__EXERCISE BRIEF__
All lines of the entries with "mail" in them must be listed.

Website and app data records
# # # # #
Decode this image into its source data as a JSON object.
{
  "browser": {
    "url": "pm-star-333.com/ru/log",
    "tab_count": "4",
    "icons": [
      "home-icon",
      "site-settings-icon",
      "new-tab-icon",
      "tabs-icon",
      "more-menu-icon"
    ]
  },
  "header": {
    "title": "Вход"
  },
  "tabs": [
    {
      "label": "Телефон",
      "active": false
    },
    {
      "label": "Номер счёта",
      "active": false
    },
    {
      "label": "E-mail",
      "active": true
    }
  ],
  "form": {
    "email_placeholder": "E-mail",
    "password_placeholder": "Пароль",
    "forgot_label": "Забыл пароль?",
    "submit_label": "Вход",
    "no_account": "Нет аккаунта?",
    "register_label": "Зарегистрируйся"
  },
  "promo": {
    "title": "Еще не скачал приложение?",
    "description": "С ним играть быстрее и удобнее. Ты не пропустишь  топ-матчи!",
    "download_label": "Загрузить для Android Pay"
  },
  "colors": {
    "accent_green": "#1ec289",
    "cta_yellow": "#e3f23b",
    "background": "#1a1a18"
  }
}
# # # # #
__SOLUTION FOR THIS TASK__
      "label": "E-mail",
    "email_placeholder": "E-mail",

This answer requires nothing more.